As the UCLA baseball team prepares to host its first Pac-10 series of the season, its new strikeout king has a message for everyone: It’s not time to hit the panic button yet.
“If we can go out there and play good baseball, play small ball, execute on defense, execute pitches, and we see positive signs, the results aren’t everything at this point in the season,” said junior pitcher Trevor Bauer, who is now UCLA’s all-time strikeout leader. “We just want to feel good about the way we play.”
The No. 24 Bruins are just 11-9 on the season, a far cry from last year’s 22-game win streak to start the season.
“This year, people had expectations for us, and we felt a little bit of pressure,” Bauer said. “We may have neglected to take care of some of the small things we took care of last year. The way the season started out has kind of been a shock for a lot of us.”
The Bruins got off to a good start in their Pac-10 opener last week, going 2-1 against USC. They will have another opportunity to get a leg up in the conference race this weekend when the Washington Huskies (7-15) come to Jackie Robinson Stadium to play their first Pac-10 series.
Sophomore center fielder Beau Amaral said that playing well in the ever-competitive Pac-10 ““ a league UCLA was picked to win in the preseason ““ is more important to the team than playing well in the nonconference season.
“Pac-10 play is huge for us,” Amaral said. “We didn’t do as well as we wanted to in the nonconference season, so we feel that this is almost like a new season for us. We’re starting over, and we started it off right against USC.”
The Bruins believe that they’re close to turning things around, and it’s tough to argue with that. Their average margin of defeat is just 2.4 runs per game.
“It’s been frustrating,” coach John Savage said. “We’ve played a lot of tight ball games.”
The Bruins currently rank ninth in the Pac-10 in batting average but second in team earned run average, illustrating the fundamental problem that’s plagued them in their nine losses: The pitching has been lights out, but the bats haven’t been able to provide enough run support.
Bauer said he has faith in his teammates at the plate and that they’re close to getting out of their hitting slump.
“We’ll be fine on the mound, and the hitting is definitely coming around,” Bauer said. “Even though we’re not getting the results right now, we’re a lot closer to getting those results than we were earlier in the year.”
The Huskies finished last season in ninth place in the Pac-10, but Amaral said there isn’t pressure to sweep the series against a struggling Washington team this early in the year.

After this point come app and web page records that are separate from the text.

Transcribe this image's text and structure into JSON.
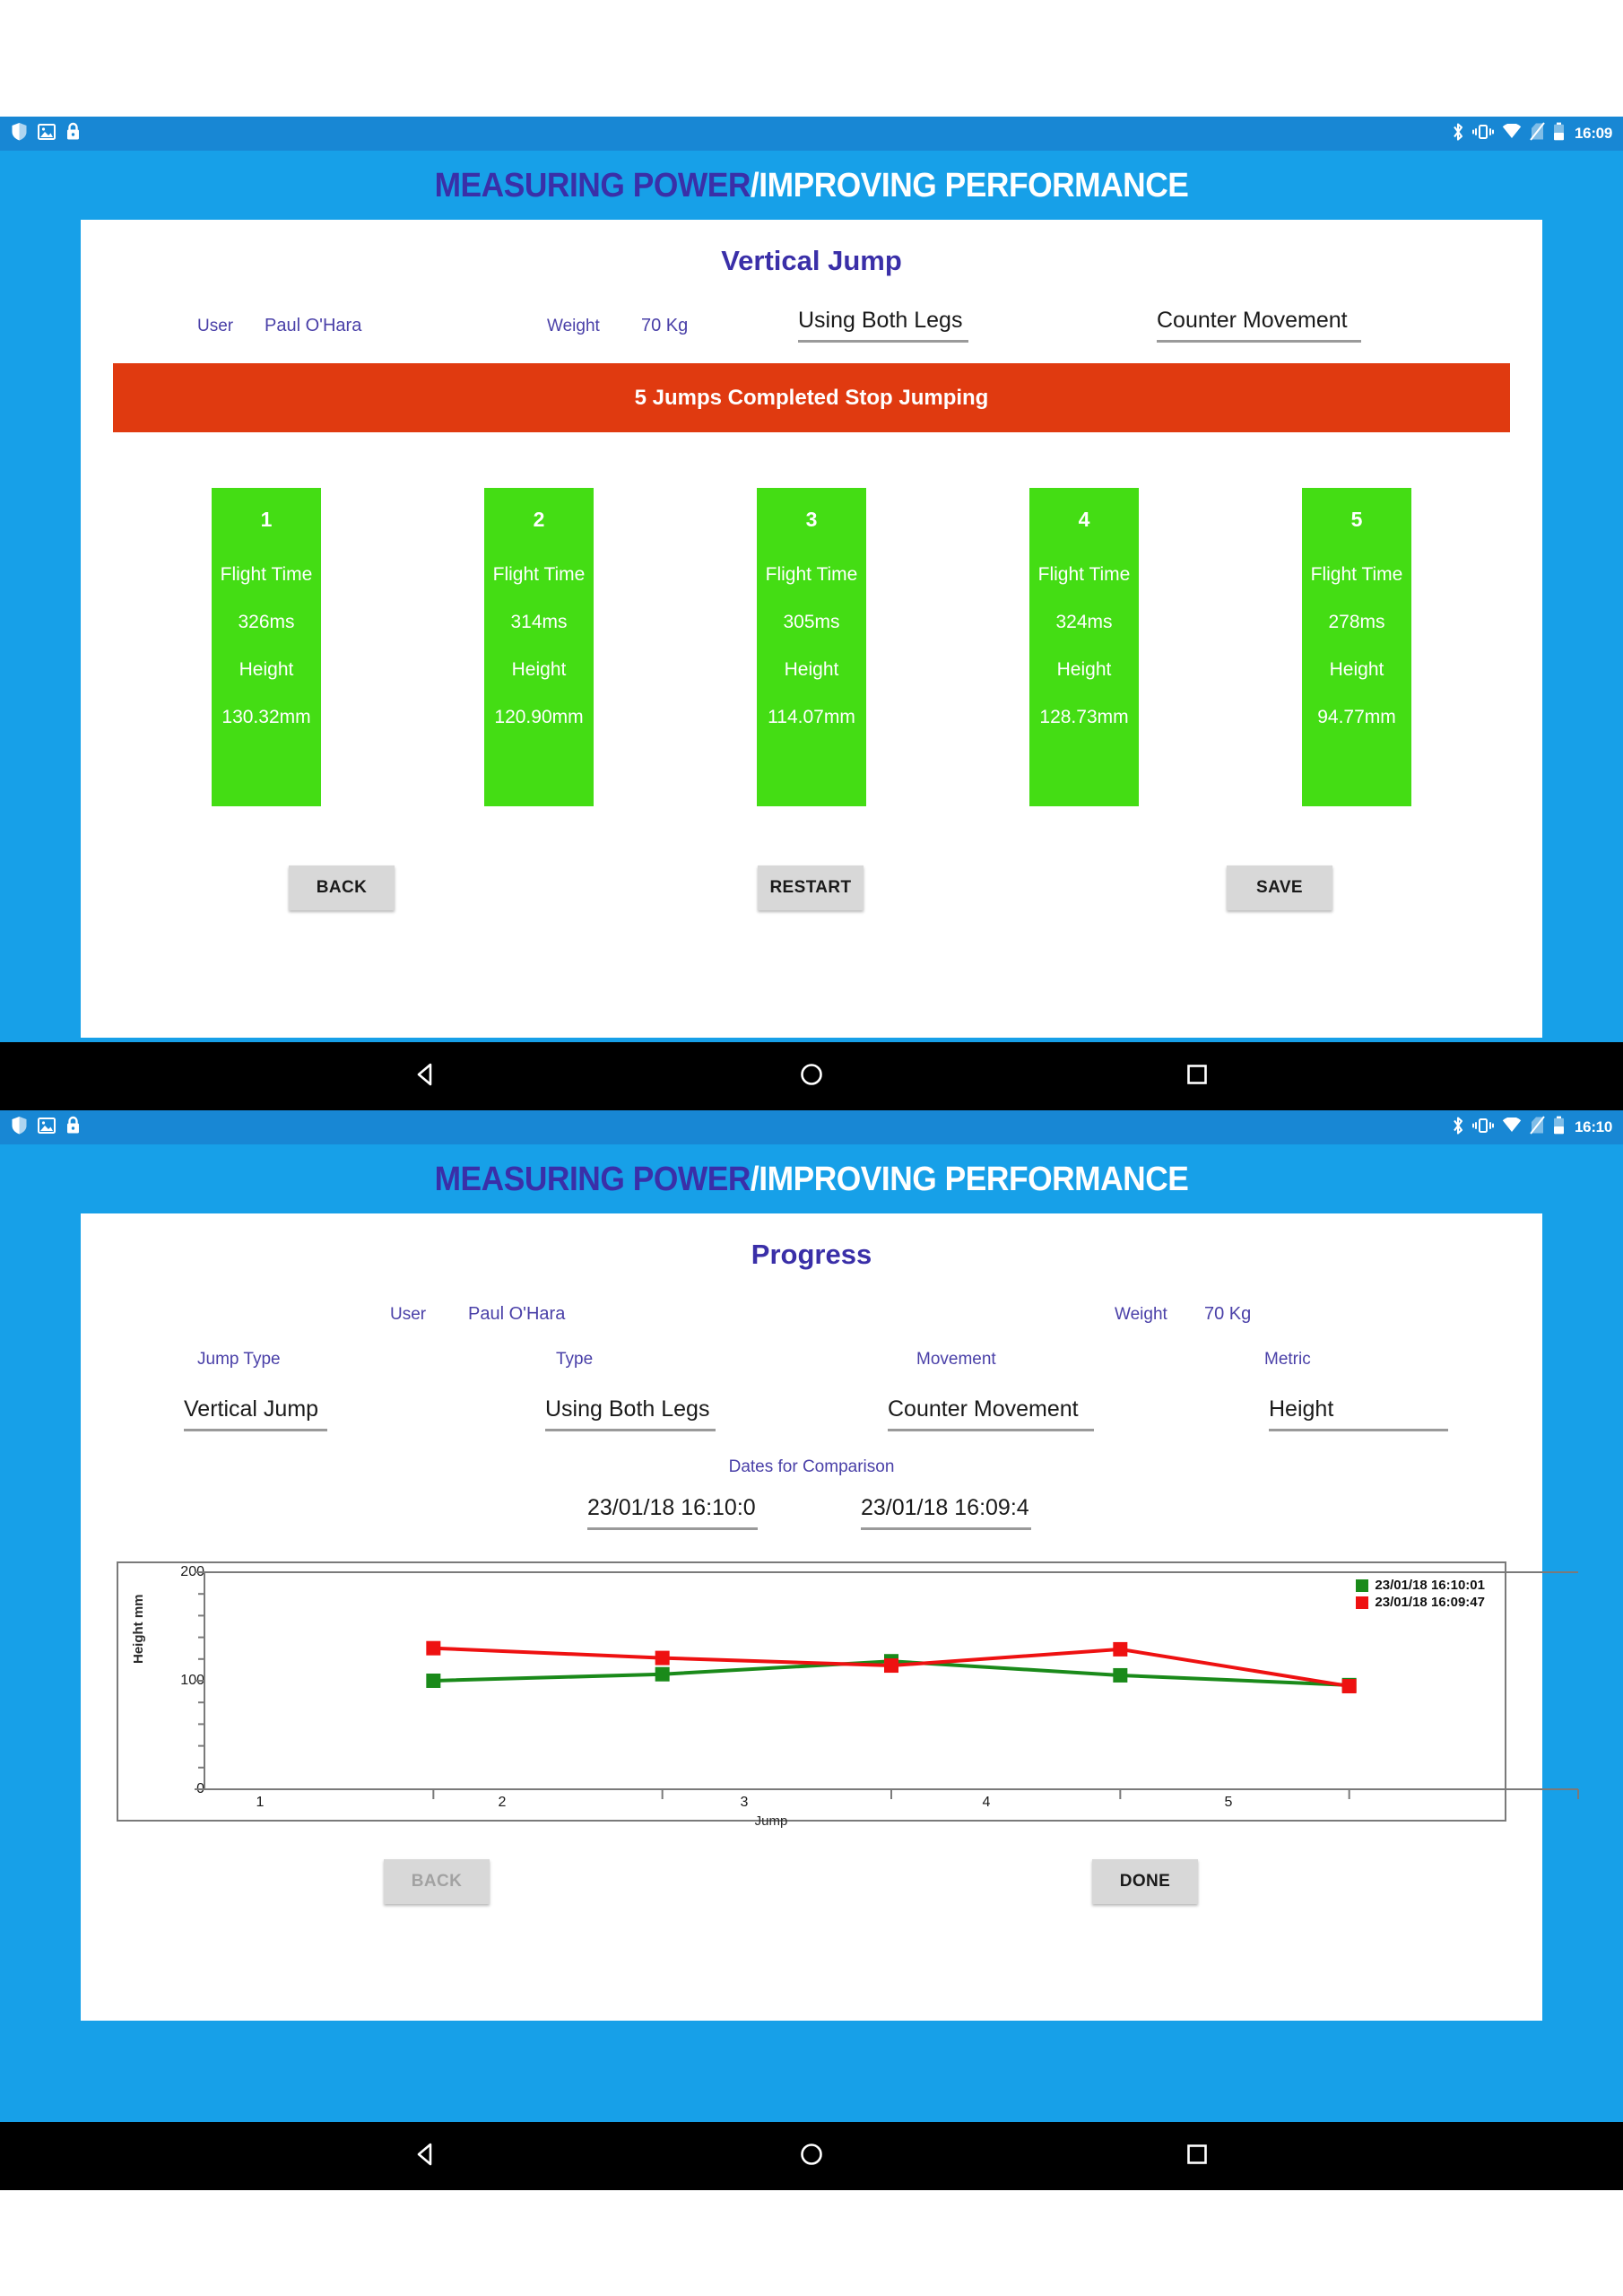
{
  "brand": {
    "part1": "MEASURING POWER",
    "part2": "/IMPROVING PERFORMANCE",
    "color1": "#3a2fa8",
    "color2": "#ffffff"
  },
  "screen1": {
    "statusbar": {
      "time": "16:09",
      "left_icons": [
        "shield-icon",
        "image-icon",
        "lock-icon"
      ],
      "right_icons": [
        "bluetooth-icon",
        "vibrate-icon",
        "wifi-icon",
        "no-sim-icon",
        "battery-icon"
      ]
    },
    "title": "Vertical Jump",
    "fields": {
      "user_label": "User",
      "user_value": "Paul O'Hara",
      "weight_label": "Weight",
      "weight_value": "70  Kg",
      "legs_value": "Using Both Legs",
      "movement_value": "Counter Movement"
    },
    "banner": "5 Jumps Completed Stop Jumping",
    "card_labels": {
      "flight_time": "Flight Time",
      "height": "Height"
    },
    "jumps": [
      {
        "num": "1",
        "flight_time": "326ms",
        "height": "130.32mm"
      },
      {
        "num": "2",
        "flight_time": "314ms",
        "height": "120.90mm"
      },
      {
        "num": "3",
        "flight_time": "305ms",
        "height": "114.07mm"
      },
      {
        "num": "4",
        "flight_time": "324ms",
        "height": "128.73mm"
      },
      {
        "num": "5",
        "flight_time": "278ms",
        "height": "94.77mm"
      }
    ],
    "buttons": {
      "back": "BACK",
      "restart": "RESTART",
      "save": "SAVE"
    },
    "card_color": "#44dd14",
    "banner_color": "#e03a10"
  },
  "screen2": {
    "statusbar": {
      "time": "16:10",
      "left_icons": [
        "shield-icon",
        "image-icon",
        "lock-icon"
      ],
      "right_icons": [
        "bluetooth-icon",
        "vibrate-icon",
        "wifi-icon",
        "no-sim-icon",
        "battery-icon"
      ]
    },
    "title": "Progress",
    "fields": {
      "user_label": "User",
      "user_value": "Paul O'Hara",
      "weight_label": "Weight",
      "weight_value": "70  Kg",
      "jump_type_label": "Jump Type",
      "jump_type_value": "Vertical Jump",
      "type_label": "Type",
      "type_value": "Using Both Legs",
      "movement_label": "Movement",
      "movement_value": "Counter Movement",
      "metric_label": "Metric",
      "metric_value": "Height"
    },
    "dates": {
      "title": "Dates for Comparison",
      "date1": "23/01/18 16:10:0",
      "date2": "23/01/18 16:09:4"
    },
    "buttons": {
      "back": "BACK",
      "done": "DONE"
    }
  },
  "chart_data": {
    "type": "line",
    "title": "",
    "xlabel": "Jump",
    "ylabel": "Height mm",
    "categories": [
      "1",
      "2",
      "3",
      "4",
      "5"
    ],
    "x": [
      1,
      2,
      3,
      4,
      5
    ],
    "ylim": [
      0,
      200
    ],
    "yticks": [
      0,
      100,
      200
    ],
    "ytick_labels": [
      "0",
      "100",
      "200"
    ],
    "minor_tick_step": 20,
    "grid": false,
    "legend_position": "top-right",
    "series": [
      {
        "name": "23/01/18 16:10:01",
        "color": "#1a8a1a",
        "marker": "square",
        "values": [
          100,
          106,
          118,
          105,
          96
        ]
      },
      {
        "name": "23/01/18 16:09:47",
        "color": "#ee1111",
        "marker": "square",
        "values": [
          130,
          121,
          114,
          129,
          95
        ]
      }
    ]
  },
  "navbar": {
    "back": "back-triangle-icon",
    "home": "home-circle-icon",
    "recents": "recents-square-icon"
  }
}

“We would love to sweep them, but you can’t look at it like that,” he said. “Once you start looking ahead, the game catches up to you and you don’t stay in the present moment and it’s a lot tougher.”